### THE PROBLEM:
Show every line from the entries that follow which holds the word "button".

### Stored records:
※ ※ ※

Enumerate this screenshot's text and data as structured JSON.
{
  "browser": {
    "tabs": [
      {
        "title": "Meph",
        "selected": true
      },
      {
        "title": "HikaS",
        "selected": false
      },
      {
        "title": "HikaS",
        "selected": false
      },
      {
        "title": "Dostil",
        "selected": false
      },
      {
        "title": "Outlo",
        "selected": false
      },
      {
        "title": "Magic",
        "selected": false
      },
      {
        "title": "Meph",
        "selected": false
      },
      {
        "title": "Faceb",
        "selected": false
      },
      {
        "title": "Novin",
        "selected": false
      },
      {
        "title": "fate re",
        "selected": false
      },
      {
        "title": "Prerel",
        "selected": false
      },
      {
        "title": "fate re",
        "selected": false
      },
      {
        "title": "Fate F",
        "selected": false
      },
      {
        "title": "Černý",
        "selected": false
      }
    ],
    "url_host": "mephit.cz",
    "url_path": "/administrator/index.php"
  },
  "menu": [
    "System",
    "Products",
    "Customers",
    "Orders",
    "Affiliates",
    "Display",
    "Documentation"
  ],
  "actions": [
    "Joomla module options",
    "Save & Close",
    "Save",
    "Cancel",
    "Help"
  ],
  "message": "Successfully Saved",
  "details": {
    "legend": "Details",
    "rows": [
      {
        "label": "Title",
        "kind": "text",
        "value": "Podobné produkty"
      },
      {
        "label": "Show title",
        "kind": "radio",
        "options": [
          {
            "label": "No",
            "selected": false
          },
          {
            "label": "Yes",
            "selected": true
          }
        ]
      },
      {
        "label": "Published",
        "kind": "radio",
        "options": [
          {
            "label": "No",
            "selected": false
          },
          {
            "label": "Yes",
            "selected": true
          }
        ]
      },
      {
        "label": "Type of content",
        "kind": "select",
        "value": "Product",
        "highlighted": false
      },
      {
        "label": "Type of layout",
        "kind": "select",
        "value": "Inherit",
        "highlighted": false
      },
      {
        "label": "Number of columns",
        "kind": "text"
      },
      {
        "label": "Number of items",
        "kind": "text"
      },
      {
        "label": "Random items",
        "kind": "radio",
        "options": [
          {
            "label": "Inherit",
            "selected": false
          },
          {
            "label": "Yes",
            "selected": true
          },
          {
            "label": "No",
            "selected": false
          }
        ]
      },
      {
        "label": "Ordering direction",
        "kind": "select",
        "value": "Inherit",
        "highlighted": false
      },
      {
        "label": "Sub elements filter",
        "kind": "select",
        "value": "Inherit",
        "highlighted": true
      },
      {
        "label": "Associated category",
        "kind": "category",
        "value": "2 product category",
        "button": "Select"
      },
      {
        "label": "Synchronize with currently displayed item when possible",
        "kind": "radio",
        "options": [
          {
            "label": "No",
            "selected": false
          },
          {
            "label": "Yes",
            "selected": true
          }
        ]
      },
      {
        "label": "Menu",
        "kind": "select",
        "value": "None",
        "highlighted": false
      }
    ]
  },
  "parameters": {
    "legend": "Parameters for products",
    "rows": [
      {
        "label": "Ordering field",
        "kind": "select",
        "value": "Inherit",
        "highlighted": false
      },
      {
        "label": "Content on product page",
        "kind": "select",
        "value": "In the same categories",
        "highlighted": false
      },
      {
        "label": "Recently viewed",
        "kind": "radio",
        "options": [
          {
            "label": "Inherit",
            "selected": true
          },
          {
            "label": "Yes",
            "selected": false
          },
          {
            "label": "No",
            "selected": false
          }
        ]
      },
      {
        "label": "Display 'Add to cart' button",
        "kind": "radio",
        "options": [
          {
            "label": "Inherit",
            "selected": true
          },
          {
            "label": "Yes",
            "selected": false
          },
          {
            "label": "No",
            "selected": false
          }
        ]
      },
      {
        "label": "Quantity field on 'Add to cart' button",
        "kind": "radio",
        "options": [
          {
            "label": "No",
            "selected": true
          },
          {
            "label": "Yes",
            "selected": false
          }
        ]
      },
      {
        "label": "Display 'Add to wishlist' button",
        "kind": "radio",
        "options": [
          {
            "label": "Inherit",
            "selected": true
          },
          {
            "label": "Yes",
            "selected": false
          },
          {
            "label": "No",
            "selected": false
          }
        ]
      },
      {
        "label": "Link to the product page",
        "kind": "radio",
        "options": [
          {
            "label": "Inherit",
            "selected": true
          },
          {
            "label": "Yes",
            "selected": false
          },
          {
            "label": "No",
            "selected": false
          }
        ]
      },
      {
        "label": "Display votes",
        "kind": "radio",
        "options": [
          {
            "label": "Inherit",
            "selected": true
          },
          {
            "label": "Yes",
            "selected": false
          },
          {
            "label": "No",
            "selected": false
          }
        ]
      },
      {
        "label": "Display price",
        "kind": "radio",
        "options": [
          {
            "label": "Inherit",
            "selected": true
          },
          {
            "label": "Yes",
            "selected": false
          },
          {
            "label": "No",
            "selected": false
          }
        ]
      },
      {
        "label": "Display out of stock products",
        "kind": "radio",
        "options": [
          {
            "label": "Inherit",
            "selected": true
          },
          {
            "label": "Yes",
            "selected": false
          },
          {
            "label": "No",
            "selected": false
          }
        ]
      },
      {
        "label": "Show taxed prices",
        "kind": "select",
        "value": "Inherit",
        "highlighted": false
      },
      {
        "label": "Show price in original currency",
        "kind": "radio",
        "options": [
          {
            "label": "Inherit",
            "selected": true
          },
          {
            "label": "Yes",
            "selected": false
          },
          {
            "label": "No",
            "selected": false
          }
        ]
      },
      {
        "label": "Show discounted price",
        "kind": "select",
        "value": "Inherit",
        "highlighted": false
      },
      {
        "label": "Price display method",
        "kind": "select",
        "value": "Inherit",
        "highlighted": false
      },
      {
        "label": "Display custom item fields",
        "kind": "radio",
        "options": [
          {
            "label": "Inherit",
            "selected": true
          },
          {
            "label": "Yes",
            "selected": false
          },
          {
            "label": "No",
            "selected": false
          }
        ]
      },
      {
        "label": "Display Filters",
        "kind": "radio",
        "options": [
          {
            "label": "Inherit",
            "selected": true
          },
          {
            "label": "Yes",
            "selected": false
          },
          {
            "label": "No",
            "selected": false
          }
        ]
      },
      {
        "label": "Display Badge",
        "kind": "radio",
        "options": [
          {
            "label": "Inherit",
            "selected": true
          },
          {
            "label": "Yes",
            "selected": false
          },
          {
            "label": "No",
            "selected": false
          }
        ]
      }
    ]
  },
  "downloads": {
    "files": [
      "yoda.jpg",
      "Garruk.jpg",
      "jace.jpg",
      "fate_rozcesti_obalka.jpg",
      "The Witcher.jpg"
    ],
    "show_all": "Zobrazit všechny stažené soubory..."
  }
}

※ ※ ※

### EXERCISE RESULT:
        "button": "Select"
        "label": "Display 'Add to cart' button",
        "label": "Quantity field on 'Add to cart' button",
        "label": "Display 'Add to wishlist' button",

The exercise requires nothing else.